SUPPLIED DATA:
========

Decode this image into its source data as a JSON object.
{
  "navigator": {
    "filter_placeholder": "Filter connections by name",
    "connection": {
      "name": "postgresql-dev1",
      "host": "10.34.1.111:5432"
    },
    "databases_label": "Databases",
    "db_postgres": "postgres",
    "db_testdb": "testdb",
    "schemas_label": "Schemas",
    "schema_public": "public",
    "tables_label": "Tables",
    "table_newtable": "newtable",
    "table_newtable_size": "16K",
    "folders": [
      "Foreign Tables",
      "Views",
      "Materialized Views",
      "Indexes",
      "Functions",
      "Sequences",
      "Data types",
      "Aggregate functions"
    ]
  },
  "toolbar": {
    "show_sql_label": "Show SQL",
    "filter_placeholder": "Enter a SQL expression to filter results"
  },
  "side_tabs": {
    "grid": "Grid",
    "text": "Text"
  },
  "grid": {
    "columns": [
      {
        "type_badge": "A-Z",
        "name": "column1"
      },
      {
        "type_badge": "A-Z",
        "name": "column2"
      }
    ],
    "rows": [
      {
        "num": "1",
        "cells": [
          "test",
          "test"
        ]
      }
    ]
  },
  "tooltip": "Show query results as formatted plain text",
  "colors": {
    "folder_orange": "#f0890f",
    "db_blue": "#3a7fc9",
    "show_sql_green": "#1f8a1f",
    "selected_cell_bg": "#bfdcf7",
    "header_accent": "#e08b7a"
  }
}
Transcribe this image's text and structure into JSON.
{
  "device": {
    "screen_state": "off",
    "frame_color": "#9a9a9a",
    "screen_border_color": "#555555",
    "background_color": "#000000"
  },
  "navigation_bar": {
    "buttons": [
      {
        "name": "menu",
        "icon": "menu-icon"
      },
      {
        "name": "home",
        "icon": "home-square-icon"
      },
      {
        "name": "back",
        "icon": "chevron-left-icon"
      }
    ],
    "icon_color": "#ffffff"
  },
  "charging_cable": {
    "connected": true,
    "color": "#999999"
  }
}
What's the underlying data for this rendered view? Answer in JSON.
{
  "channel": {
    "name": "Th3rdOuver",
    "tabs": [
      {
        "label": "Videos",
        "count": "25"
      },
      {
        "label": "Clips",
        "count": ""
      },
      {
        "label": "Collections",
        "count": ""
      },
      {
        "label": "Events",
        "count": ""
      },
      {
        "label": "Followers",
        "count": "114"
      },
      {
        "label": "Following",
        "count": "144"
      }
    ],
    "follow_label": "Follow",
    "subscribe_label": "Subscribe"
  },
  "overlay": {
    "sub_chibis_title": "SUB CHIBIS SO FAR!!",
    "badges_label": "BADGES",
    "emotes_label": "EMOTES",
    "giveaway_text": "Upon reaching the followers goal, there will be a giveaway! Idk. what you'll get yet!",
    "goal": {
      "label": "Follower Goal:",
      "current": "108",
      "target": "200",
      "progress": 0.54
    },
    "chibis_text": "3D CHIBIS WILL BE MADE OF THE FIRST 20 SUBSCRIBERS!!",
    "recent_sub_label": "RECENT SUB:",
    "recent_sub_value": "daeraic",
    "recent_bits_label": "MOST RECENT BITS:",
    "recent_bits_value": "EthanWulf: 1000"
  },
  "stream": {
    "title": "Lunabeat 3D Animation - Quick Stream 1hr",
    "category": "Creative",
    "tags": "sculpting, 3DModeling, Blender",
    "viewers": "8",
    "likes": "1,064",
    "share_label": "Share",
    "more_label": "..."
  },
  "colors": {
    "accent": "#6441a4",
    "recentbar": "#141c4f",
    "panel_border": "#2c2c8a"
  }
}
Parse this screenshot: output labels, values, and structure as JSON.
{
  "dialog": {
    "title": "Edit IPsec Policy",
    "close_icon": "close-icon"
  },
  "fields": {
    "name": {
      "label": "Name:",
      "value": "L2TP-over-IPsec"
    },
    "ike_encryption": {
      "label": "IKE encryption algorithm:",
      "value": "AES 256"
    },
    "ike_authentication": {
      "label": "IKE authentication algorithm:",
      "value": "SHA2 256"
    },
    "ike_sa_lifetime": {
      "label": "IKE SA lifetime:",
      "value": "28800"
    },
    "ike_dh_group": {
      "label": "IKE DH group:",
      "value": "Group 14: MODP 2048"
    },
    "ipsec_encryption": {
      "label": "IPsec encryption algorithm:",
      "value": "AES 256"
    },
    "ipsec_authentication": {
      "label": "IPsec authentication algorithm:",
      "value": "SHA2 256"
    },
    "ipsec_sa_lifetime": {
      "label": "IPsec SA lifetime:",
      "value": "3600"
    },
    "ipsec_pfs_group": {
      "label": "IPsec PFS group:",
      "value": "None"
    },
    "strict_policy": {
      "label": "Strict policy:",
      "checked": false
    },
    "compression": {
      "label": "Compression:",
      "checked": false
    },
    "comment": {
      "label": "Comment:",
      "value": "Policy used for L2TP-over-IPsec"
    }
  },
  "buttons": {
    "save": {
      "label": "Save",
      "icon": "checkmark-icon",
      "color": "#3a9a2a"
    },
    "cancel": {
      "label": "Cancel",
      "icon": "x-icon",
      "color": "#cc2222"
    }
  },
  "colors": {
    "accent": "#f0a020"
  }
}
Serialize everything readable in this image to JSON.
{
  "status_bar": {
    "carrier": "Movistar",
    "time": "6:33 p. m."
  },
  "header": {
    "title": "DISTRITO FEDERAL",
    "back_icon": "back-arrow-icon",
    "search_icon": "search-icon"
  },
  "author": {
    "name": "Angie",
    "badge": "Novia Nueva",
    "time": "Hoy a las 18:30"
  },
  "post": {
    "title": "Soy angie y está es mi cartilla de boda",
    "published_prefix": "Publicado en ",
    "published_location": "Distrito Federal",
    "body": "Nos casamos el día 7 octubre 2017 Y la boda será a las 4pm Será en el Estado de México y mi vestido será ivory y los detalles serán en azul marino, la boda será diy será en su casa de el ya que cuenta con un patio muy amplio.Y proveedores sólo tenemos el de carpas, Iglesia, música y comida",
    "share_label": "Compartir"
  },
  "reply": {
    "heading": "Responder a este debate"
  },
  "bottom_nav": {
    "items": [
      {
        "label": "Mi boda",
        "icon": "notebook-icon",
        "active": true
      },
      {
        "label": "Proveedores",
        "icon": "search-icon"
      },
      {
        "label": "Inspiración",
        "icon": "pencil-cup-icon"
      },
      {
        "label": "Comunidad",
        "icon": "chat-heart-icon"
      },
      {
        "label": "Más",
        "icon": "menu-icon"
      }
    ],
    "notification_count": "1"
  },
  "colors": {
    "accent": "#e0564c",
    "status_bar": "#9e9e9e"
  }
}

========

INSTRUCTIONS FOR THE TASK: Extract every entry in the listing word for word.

COMPLETED EXERCISE:
Decode this image into its source data as a JSON object.
{
  "navigator": {
    "filter_placeholder": "Filter connections by name",
    "connection": {
      "name": "postgresql-dev1",
      "host": "10.34.1.111:5432"
    },
    "databases_label": "Databases",
    "db_postgres": "postgres",
    "db_testdb": "testdb",
    "schemas_label": "Schemas",
    "schema_public": "public",
    "tables_label": "Tables",
    "table_newtable": "newtable",
    "table_newtable_size": "16K",
    "folders": [
      "Foreign Tables",
      "Views",
      "Materialized Views",
      "Indexes",
      "Functions",
      "Sequences",
      "Data types",
      "Aggregate functions"
    ]
  },
  "toolbar": {
    "show_sql_label": "Show SQL",
    "filter_placeholder": "Enter a SQL expression to filter results"
  },
  "side_tabs": {
    "grid": "Grid",
    "text": "Text"
  },
  "grid": {
    "columns": [
      {
        "type_badge": "A-Z",
        "name": "column1"
      },
      {
        "type_badge": "A-Z",
        "name": "column2"
      }
    ],
    "rows": [
      {
        "num": "1",
        "cells": [
          "test",
          "test"
        ]
      }
    ]
  },
  "tooltip": "Show query results as formatted plain text",
  "colors": {
    "folder_orange": "#f0890f",
    "db_blue": "#3a7fc9",
    "show_sql_green": "#1f8a1f",
    "selected_cell_bg": "#bfdcf7",
    "header_accent": "#e08b7a"
  }
}
Transcribe this image's text and structure into JSON.
{
  "device": {
    "screen_state": "off",
    "frame_color": "#9a9a9a",
    "screen_border_color": "#555555",
    "background_color": "#000000"
  },
  "navigation_bar": {
    "buttons": [
      {
        "name": "menu",
        "icon": "menu-icon"
      },
      {
        "name": "home",
        "icon": "home-square-icon"
      },
      {
        "name": "back",
        "icon": "chevron-left-icon"
      }
    ],
    "icon_color": "#ffffff"
  },
  "charging_cable": {
    "connected": true,
    "color": "#999999"
  }
}
What's the underlying data for this rendered view? Answer in JSON.
{
  "channel": {
    "name": "Th3rdOuver",
    "tabs": [
      {
        "label": "Videos",
        "count": "25"
      },
      {
        "label": "Clips",
        "count": ""
      },
      {
        "label": "Collections",
        "count": ""
      },
      {
        "label": "Events",
        "count": ""
      },
      {
        "label": "Followers",
        "count": "114"
      },
      {
        "label": "Following",
        "count": "144"
      }
    ],
    "follow_label": "Follow",
    "subscribe_label": "Subscribe"
  },
  "overlay": {
    "sub_chibis_title": "SUB CHIBIS SO FAR!!",
    "badges_label": "BADGES",
    "emotes_label": "EMOTES",
    "giveaway_text": "Upon reaching the followers goal, there will be a giveaway! Idk. what you'll get yet!",
    "goal": {
      "label": "Follower Goal:",
      "current": "108",
      "target": "200",
      "progress": 0.54
    },
    "chibis_text": "3D CHIBIS WILL BE MADE OF THE FIRST 20 SUBSCRIBERS!!",
    "recent_sub_label": "RECENT SUB:",
    "recent_sub_value": "daeraic",
    "recent_bits_label": "MOST RECENT BITS:",
    "recent_bits_value": "EthanWulf: 1000"
  },
  "stream": {
    "title": "Lunabeat 3D Animation - Quick Stream 1hr",
    "category": "Creative",
    "tags": "sculpting, 3DModeling, Blender",
    "viewers": "8",
    "likes": "1,064",
    "share_label": "Share",
    "more_label": "..."
  },
  "colors": {
    "accent": "#6441a4",
    "recentbar": "#141c4f",
    "panel_border": "#2c2c8a"
  }
}
Parse this screenshot: output labels, values, and structure as JSON.
{
  "dialog": {
    "title": "Edit IPsec Policy",
    "close_icon": "close-icon"
  },
  "fields": {
    "name": {
      "label": "Name:",
      "value": "L2TP-over-IPsec"
    },
    "ike_encryption": {
      "label": "IKE encryption algorithm:",
      "value": "AES 256"
    },
    "ike_authentication": {
      "label": "IKE authentication algorithm:",
      "value": "SHA2 256"
    },
    "ike_sa_lifetime": {
      "label": "IKE SA lifetime:",
      "value": "28800"
    },
    "ike_dh_group": {
      "label": "IKE DH group:",
      "value": "Group 14: MODP 2048"
    },
    "ipsec_encryption": {
      "label": "IPsec encryption algorithm:",
      "value": "AES 256"
    },
    "ipsec_authentication": {
      "label": "IPsec authentication algorithm:",
      "value": "SHA2 256"
    },
    "ipsec_sa_lifetime": {
      "label": "IPsec SA lifetime:",
      "value": "3600"
    },
    "ipsec_pfs_group": {
      "label": "IPsec PFS group:",
      "value": "None"
    },
    "strict_policy": {
      "label": "Strict policy:",
      "checked": false
    },
    "compression": {
      "label": "Compression:",
      "checked": false
    },
    "comment": {
      "label": "Comment:",
      "value": "Policy used for L2TP-over-IPsec"
    }
  },
  "buttons": {
    "save": {
      "label": "Save",
      "icon": "checkmark-icon",
      "color": "#3a9a2a"
    },
    "cancel": {
      "label": "Cancel",
      "icon": "x-icon",
      "color": "#cc2222"
    }
  },
  "colors": {
    "accent": "#f0a020"
  }
}
Serialize everything readable in this image to JSON.
{
  "status_bar": {
    "carrier": "Movistar",
    "time": "6:33 p. m."
  },
  "header": {
    "title": "DISTRITO FEDERAL",
    "back_icon": "back-arrow-icon",
    "search_icon": "search-icon"
  },
  "author": {
    "name": "Angie",
    "badge": "Novia Nueva",
    "time": "Hoy a las 18:30"
  },
  "post": {
    "title": "Soy angie y está es mi cartilla de boda",
    "published_prefix": "Publicado en ",
    "published_location": "Distrito Federal",
    "body": "Nos casamos el día 7 octubre 2017 Y la boda será a las 4pm Será en el Estado de México y mi vestido será ivory y los detalles serán en azul marino, la boda será diy será en su casa de el ya que cuenta con un patio muy amplio.Y proveedores sólo tenemos el de carpas, Iglesia, música y comida",
    "share_label": "Compartir"
  },
  "reply": {
    "heading": "Responder a este debate"
  },
  "bottom_nav": {
    "items": [
      {
        "label": "Mi boda",
        "icon": "notebook-icon",
        "active": true
      },
      {
        "label": "Proveedores",
        "icon": "search-icon"
      },
      {
        "label": "Inspiración",
        "icon": "pencil-cup-icon"
      },
      {
        "label": "Comunidad",
        "icon": "chat-heart-icon"
      },
      {
        "label": "Más",
        "icon": "menu-icon"
      }
    ],
    "notification_count": "1"
  },
  "colors": {
    "accent": "#e0564c",
    "status_bar": "#9e9e9e"
  }
}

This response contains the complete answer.